• Your task: Leaving out the pictures, output each record exactly as it stands.

+===+

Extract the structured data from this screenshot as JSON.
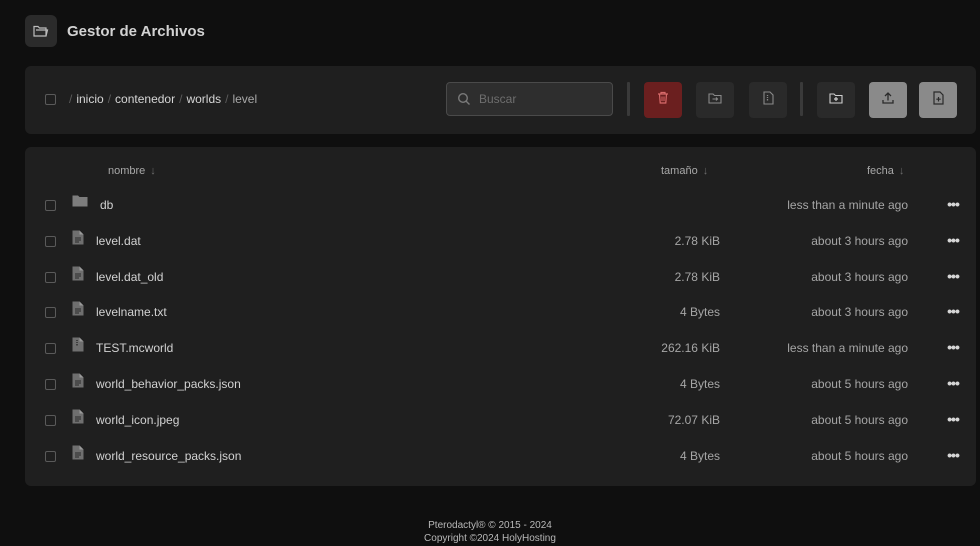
{
  "header": {
    "title": "Gestor de Archivos",
    "icon": "folder-open-icon"
  },
  "toolbar": {
    "breadcrumb": {
      "separator": "/",
      "items": [
        "inicio",
        "contenedor",
        "worlds",
        "level"
      ]
    },
    "search": {
      "placeholder": "Buscar",
      "value": ""
    },
    "buttons": {
      "delete": {
        "icon": "trash-icon",
        "color": "#6b1f1f"
      },
      "move": {
        "icon": "folder-move-icon"
      },
      "archive": {
        "icon": "file-archive-icon"
      },
      "new_folder": {
        "icon": "folder-plus-icon"
      },
      "upload": {
        "icon": "upload-icon"
      },
      "new_file": {
        "icon": "file-plus-icon"
      }
    }
  },
  "table": {
    "columns": {
      "name": "nombre",
      "size": "tamaño",
      "date": "fecha",
      "sort_arrow": "↓"
    },
    "rows": [
      {
        "type": "folder",
        "name": "db",
        "size": "",
        "date": "less than a minute ago"
      },
      {
        "type": "file",
        "name": "level.dat",
        "size": "2.78 KiB",
        "date": "about 3 hours ago"
      },
      {
        "type": "file",
        "name": "level.dat_old",
        "size": "2.78 KiB",
        "date": "about 3 hours ago"
      },
      {
        "type": "file",
        "name": "levelname.txt",
        "size": "4 Bytes",
        "date": "about 3 hours ago"
      },
      {
        "type": "archive",
        "name": "TEST.mcworld",
        "size": "262.16 KiB",
        "date": "less than a minute ago"
      },
      {
        "type": "file",
        "name": "world_behavior_packs.json",
        "size": "4 Bytes",
        "date": "about 5 hours ago"
      },
      {
        "type": "file",
        "name": "world_icon.jpeg",
        "size": "72.07 KiB",
        "date": "about 5 hours ago"
      },
      {
        "type": "file",
        "name": "world_resource_packs.json",
        "size": "4 Bytes",
        "date": "about 5 hours ago"
      }
    ]
  },
  "footer": {
    "line1": "Pterodactyl® © 2015 - 2024",
    "line2": "Copyright ©2024 HolyHosting"
  }
}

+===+

• Solution for this task:
Extract the structured data from this screenshot as JSON.
{
  "header": {
    "title": "Gestor de Archivos",
    "icon": "folder-open-icon"
  },
  "toolbar": {
    "breadcrumb": {
      "separator": "/",
      "items": [
        "inicio",
        "contenedor",
        "worlds",
        "level"
      ]
    },
    "search": {
      "placeholder": "Buscar",
      "value": ""
    },
    "buttons": {
      "delete": {
        "icon": "trash-icon",
        "color": "#6b1f1f"
      },
      "move": {
        "icon": "folder-move-icon"
      },
      "archive": {
        "icon": "file-archive-icon"
      },
      "new_folder": {
        "icon": "folder-plus-icon"
      },
      "upload": {
        "icon": "upload-icon"
      },
      "new_file": {
        "icon": "file-plus-icon"
      }
    }
  },
  "table": {
    "columns": {
      "name": "nombre",
      "size": "tamaño",
      "date": "fecha",
      "sort_arrow": "↓"
    },
    "rows": [
      {
        "type": "folder",
        "name": "db",
        "size": "",
        "date": "less than a minute ago"
      },
      {
        "type": "file",
        "name": "level.dat",
        "size": "2.78 KiB",
        "date": "about 3 hours ago"
      },
      {
        "type": "file",
        "name": "level.dat_old",
        "size": "2.78 KiB",
        "date": "about 3 hours ago"
      },
      {
        "type": "file",
        "name": "levelname.txt",
        "size": "4 Bytes",
        "date": "about 3 hours ago"
      },
      {
        "type": "archive",
        "name": "TEST.mcworld",
        "size": "262.16 KiB",
        "date": "less than a minute ago"
      },
      {
        "type": "file",
        "name": "world_behavior_packs.json",
        "size": "4 Bytes",
        "date": "about 5 hours ago"
      },
      {
        "type": "file",
        "name": "world_icon.jpeg",
        "size": "72.07 KiB",
        "date": "about 5 hours ago"
      },
      {
        "type": "file",
        "name": "world_resource_packs.json",
        "size": "4 Bytes",
        "date": "about 5 hours ago"
      }
    ]
  },
  "footer": {
    "line1": "Pterodactyl® © 2015 - 2024",
    "line2": "Copyright ©2024 HolyHosting"
  }
}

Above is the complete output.